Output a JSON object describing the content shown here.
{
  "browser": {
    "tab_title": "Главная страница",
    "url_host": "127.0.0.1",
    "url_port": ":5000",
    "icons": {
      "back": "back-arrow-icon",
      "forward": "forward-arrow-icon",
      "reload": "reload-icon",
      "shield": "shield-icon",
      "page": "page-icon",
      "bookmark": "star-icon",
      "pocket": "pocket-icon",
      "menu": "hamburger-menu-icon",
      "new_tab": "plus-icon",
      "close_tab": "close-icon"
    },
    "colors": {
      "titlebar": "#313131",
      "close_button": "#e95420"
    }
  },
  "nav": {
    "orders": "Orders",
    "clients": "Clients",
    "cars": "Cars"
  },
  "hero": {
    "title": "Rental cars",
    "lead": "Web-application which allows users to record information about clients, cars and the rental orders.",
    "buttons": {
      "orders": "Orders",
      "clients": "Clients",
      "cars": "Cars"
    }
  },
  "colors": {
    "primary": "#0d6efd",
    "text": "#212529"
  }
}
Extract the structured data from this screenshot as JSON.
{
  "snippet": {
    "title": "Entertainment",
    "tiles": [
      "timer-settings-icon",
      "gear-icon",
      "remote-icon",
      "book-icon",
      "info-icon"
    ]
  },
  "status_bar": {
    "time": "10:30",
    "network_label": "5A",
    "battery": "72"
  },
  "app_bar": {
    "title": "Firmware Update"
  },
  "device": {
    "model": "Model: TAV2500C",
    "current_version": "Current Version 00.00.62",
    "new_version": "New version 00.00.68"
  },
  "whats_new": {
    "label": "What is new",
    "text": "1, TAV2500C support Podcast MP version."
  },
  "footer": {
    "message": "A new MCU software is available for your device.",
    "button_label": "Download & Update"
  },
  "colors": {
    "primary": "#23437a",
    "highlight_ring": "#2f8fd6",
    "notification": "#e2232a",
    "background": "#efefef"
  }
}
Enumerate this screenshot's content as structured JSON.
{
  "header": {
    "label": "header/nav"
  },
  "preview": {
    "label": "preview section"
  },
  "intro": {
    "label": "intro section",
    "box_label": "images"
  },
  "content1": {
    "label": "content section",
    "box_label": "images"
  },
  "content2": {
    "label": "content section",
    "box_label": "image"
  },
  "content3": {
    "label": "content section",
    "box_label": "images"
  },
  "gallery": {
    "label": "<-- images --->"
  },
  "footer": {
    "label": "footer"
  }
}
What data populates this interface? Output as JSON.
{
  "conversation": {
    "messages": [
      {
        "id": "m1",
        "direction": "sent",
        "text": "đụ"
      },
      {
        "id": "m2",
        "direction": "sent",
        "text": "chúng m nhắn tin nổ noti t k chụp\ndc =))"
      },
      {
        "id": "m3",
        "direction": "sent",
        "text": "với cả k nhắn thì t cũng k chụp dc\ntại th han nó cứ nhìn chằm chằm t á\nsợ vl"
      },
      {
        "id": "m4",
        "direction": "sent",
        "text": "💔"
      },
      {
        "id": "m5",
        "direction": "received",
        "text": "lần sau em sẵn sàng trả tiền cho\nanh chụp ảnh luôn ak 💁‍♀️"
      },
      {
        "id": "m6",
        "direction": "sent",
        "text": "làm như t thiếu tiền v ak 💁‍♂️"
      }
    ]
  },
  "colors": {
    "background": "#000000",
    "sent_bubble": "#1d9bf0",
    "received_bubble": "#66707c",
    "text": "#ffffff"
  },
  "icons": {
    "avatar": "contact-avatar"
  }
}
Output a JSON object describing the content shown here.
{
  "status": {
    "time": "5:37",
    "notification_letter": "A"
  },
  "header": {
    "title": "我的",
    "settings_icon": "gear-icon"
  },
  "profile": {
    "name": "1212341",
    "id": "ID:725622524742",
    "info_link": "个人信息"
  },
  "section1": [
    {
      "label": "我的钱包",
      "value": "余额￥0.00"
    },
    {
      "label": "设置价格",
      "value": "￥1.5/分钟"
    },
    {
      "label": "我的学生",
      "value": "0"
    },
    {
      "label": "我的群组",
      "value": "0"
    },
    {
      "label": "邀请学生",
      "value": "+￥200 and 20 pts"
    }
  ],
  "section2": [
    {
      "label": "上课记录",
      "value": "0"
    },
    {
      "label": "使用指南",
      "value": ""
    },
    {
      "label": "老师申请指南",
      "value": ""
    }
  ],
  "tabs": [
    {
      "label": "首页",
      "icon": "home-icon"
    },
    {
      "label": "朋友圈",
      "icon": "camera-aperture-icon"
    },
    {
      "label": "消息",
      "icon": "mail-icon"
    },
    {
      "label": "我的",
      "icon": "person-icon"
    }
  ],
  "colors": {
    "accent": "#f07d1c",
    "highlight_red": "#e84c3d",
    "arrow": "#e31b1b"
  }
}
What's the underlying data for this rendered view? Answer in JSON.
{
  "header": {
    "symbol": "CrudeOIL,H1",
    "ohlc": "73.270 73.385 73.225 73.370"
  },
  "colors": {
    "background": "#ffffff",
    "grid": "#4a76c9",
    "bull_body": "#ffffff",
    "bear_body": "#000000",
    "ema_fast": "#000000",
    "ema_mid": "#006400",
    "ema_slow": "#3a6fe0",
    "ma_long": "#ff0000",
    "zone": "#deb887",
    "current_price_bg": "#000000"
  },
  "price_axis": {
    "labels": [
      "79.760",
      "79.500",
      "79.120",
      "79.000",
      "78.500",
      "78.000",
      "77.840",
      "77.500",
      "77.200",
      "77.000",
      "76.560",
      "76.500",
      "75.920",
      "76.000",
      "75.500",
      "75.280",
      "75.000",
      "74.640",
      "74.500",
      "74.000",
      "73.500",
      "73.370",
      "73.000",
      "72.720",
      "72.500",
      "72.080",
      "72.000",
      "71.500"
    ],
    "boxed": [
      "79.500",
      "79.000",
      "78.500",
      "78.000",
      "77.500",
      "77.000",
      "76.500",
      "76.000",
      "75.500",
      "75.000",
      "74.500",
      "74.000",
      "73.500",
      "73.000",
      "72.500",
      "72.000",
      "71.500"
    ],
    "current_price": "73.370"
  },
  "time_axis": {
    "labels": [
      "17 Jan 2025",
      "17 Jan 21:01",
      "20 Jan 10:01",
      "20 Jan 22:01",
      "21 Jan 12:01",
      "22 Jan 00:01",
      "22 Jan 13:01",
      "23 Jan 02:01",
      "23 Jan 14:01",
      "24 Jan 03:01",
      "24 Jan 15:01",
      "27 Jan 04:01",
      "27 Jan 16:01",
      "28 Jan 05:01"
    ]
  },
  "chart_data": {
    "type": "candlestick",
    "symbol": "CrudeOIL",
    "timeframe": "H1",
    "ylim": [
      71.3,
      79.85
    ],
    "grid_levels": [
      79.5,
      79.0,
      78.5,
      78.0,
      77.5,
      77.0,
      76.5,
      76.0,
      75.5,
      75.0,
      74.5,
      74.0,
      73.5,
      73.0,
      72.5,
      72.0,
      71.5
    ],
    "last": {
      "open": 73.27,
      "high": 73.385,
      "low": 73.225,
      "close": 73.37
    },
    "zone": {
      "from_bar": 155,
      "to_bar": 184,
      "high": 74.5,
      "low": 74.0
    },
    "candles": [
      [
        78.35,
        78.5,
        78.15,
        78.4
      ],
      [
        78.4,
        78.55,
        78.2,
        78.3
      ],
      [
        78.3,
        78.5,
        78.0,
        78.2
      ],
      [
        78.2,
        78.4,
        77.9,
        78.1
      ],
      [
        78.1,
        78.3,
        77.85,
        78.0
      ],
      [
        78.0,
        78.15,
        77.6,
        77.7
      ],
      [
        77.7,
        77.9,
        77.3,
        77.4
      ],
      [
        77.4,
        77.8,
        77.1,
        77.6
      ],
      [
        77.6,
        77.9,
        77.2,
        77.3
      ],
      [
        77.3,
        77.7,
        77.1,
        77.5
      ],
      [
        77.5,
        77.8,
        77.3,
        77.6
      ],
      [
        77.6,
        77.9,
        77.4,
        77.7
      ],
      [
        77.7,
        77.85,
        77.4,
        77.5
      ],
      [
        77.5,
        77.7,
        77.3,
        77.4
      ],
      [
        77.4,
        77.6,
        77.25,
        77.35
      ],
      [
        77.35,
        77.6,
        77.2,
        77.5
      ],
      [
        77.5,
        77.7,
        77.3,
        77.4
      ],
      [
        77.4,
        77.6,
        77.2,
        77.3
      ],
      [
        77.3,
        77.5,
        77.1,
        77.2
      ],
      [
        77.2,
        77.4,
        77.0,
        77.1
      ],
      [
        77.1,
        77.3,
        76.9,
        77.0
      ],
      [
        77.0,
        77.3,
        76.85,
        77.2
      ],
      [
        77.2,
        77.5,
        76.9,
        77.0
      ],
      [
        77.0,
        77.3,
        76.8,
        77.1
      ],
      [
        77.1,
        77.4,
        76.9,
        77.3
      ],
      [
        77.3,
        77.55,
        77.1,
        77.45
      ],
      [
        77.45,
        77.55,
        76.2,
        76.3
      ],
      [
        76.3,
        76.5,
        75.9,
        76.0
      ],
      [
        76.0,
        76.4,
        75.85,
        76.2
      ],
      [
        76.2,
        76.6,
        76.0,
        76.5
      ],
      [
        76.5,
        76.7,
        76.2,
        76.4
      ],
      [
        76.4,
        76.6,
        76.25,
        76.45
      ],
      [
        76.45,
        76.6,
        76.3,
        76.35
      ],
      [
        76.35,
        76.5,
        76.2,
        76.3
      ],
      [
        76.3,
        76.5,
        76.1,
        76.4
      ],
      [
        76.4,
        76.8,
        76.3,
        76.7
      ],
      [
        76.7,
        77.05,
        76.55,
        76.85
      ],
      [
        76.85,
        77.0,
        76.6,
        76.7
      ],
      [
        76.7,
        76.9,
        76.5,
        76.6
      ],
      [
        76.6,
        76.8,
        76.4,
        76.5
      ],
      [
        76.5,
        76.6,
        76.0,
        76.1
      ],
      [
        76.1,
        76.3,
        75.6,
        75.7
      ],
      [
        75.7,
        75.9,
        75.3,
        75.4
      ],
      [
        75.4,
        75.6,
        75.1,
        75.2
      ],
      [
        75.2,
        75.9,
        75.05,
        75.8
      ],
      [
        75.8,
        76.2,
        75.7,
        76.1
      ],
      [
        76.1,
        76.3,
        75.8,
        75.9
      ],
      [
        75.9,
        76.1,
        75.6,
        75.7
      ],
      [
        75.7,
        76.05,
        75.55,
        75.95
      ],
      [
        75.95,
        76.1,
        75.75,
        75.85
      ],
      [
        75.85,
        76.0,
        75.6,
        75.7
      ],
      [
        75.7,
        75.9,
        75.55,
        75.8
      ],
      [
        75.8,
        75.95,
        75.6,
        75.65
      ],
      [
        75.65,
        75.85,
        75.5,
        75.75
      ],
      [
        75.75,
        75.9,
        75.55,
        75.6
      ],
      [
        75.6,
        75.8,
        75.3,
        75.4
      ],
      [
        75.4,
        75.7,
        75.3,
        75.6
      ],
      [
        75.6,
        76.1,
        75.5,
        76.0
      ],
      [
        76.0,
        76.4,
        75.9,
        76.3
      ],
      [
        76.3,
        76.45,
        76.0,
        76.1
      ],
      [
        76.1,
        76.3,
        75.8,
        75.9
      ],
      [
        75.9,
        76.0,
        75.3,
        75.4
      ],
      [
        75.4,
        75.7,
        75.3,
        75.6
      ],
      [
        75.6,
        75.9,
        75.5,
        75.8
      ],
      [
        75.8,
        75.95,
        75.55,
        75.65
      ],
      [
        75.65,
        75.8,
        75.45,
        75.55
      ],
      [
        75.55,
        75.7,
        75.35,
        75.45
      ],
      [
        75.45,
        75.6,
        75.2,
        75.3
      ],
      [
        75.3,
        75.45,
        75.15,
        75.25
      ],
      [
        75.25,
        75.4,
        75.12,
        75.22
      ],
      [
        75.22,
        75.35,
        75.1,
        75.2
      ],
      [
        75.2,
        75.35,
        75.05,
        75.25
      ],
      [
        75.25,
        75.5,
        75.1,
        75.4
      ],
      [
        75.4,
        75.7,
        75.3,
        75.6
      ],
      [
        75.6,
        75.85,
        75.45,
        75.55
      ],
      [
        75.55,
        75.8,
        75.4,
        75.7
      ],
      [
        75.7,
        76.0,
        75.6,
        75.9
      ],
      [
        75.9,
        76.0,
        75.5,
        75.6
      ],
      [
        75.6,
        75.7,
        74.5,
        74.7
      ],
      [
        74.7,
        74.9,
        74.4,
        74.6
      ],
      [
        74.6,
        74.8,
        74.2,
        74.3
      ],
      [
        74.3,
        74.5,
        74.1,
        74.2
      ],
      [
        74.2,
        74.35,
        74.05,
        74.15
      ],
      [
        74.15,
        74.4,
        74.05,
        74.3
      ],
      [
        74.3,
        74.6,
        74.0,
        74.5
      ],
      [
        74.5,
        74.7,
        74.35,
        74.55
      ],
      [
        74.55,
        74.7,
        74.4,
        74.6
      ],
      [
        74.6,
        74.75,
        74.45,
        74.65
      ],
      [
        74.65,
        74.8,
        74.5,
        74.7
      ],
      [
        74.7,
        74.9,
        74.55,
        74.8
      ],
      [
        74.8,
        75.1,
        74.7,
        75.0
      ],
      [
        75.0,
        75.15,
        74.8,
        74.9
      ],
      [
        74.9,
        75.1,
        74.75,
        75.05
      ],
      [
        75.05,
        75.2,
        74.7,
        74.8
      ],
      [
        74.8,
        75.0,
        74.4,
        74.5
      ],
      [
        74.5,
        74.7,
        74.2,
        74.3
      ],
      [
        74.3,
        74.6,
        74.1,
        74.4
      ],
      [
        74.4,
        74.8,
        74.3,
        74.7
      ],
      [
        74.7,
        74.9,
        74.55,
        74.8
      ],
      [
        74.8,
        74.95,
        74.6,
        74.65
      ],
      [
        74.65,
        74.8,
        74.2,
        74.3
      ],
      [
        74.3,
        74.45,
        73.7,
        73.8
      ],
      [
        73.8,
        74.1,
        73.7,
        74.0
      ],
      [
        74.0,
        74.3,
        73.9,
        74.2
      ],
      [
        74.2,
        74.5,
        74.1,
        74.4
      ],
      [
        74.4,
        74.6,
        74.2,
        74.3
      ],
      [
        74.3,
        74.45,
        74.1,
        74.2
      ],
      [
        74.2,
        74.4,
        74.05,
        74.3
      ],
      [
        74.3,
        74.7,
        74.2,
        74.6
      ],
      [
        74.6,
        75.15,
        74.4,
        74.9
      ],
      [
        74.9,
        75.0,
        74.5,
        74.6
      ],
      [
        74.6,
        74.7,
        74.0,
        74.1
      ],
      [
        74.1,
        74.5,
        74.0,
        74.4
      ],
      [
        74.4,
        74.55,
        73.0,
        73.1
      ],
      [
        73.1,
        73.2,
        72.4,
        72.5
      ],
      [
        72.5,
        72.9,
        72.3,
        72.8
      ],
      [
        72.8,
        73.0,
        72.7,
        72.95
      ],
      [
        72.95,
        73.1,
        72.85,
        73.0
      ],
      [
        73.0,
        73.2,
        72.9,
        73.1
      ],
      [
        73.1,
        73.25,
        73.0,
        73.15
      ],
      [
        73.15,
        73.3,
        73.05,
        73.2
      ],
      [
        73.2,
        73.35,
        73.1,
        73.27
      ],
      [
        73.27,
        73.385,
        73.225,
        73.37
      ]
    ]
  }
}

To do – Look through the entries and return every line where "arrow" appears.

Response –
      "back": "back-arrow-icon",
      "forward": "forward-arrow-icon",
    "arrow": "#e31b1b"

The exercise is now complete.